We left on a sunny Sunday afternoon with smiles on our faces and canoes lashed to the top of our cars. We got to the lake, paddled out to an island and set up camp. It was perfect; the hush of the boatless lake, the leaves in full glory. We sang and chatted long into the evening and feasted on wife made casseroles,

That evening I discover the borrowed tent that was to be my home for the week came without poles. No worries, I just crawled up under a pine, zipped up my bag and went to sleep. In the middle of the night I awoke with a mouse pulling on my hair. Should have known that the mouse’s attempt to line its bunk with my hair was a harbinger of what was to come.

On Monday it started to rain and angry whitecaps appeared out on the main channel. The occasional drips that found their way through the red and yellow leaves that morning turned into a steady assault by afternoon. Staying dry became job one, we donned vinyl ponchos, while our cotton sweat pants and shirts got heavier by the hour. The fire put out more smoke than heat.

That night I took refuge in a friends larger tent, I apologized for invading his space and tried to keep my things condensed in the corner. A corner that soon filled with water as the tent’s nylon fly and made-for- backyard-camping floor gave way to the wind driven deluge. I moved all my gear onto my air mattress, high ground where my things would stay dry.

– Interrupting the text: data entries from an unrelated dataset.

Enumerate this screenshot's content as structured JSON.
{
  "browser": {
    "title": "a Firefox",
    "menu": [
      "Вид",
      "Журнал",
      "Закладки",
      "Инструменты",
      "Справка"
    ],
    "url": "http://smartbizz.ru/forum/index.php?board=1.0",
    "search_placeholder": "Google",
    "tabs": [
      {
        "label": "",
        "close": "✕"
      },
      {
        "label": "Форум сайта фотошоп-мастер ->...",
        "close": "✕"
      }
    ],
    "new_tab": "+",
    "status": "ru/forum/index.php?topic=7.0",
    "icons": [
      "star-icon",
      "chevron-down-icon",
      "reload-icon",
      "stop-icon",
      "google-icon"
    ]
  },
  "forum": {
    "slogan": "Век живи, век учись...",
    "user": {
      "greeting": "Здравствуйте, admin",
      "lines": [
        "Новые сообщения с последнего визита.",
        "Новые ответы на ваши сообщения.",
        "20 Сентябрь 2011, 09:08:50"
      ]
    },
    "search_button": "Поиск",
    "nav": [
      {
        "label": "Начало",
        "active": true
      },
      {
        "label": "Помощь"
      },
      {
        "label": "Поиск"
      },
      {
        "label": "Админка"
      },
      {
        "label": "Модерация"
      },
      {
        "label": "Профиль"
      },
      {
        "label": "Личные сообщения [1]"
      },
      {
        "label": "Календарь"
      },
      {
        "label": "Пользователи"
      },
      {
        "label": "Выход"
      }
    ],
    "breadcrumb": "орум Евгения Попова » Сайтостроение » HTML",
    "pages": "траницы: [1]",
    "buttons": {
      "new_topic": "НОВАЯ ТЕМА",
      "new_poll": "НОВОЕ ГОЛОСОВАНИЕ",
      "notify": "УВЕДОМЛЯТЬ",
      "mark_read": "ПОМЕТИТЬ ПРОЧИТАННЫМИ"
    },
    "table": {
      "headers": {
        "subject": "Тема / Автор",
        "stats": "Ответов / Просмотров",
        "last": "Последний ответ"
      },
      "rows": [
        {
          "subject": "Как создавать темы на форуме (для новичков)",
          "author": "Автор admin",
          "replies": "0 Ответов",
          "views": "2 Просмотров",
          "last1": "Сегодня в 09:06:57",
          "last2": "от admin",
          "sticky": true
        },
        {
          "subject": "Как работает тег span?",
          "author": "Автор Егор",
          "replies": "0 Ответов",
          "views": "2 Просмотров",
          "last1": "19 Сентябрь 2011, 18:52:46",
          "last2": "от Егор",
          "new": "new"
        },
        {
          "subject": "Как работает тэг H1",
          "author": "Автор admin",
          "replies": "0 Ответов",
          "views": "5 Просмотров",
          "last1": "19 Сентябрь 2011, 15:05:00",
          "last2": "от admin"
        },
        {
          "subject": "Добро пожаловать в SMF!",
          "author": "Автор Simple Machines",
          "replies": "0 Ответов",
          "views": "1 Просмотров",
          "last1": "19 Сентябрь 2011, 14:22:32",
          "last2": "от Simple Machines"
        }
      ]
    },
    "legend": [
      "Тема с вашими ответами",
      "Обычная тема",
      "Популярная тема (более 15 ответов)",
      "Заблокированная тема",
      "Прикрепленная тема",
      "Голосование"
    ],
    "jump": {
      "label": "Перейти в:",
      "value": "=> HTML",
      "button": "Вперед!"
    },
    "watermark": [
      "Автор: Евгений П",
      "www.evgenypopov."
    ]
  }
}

Tuesday night the air mattress went flat. I woke up shivering; the cold earth had wicked away my body heat. I got dressed and headed for the fire, thankfully the rain had taken a short break, patches of starry black sky backlit the clouds that were driving their way through the night.

I turned over a large log and blew on it, threw on some sticks and managed to get a little fire kindled. Sunrise was still hours away, and when the dawn finally came, it brought with it mist and drizzle. The clouds had reorganized their ranks and pressed down on the wilderness. The lowest hills were shrouded in swirls of gray mist. We spent the day sequestered in our tents, trying to read in the dim light.

On Wednesday we pulled bark off logs and piled it on our fire, we sang and prayed, the blaze seemed to evaporate the rain when we sat close enough. We ate like teenagers, and, when one of my friends got his sodden sneaker too close to the fire, we howled at his melted sole.
I was sad when the fireside ended. I knew I was facing another sleepless night on the cold ground.

Then I had an idea.

I took a hot rock from the edge of the fire, wrapped it in a towel, spooned it like a honeymooner and drifted off to sleep absorbing that delicious heat. I woke up a half hour later to the smell of dank smoke. That hot rock had turned my towel into a smoldering wick. I tossed it out into the rain and told myself I would be warm enough the rest of the night. I lied.

Thursday the sun came out. Dark hulled clouds in full sail raced south and east. The never seen, but often felt, Canadian Clipper system. We knew it was Canadian, because it dropped snow flakes into the lake, arctic currency paying the tolls on the way south.

On our last night on the island we went down to the beach to look at the stars. The air had been scrubbed of summer’s humidity, the wind had died, the frost fell, and the water mirrored the skies in upside down perfection. A Psalm echoed in my soul: “The heavens are telling of the glory of God” (Psalm 19:1) I silently nodded and mouthed “Yes they are, and so is the lake”.

We drove home on Friday. I dumped my clothes in the wash; they reeked of fire, ash, and damp. I scrubbed and shampooed like I was going on a first date, and stood in the shower until the hot water ran out. It felt so good to sleep between sheets and smell like soap.

A few years later the retreat was relocated to a proper camp with cabins. I stopped attending. I had come to know that I needed some outside time to fix some inside things. I had learned to accept invitations to lonely places and to have some cold rain drip down my back.

– Jeff Ell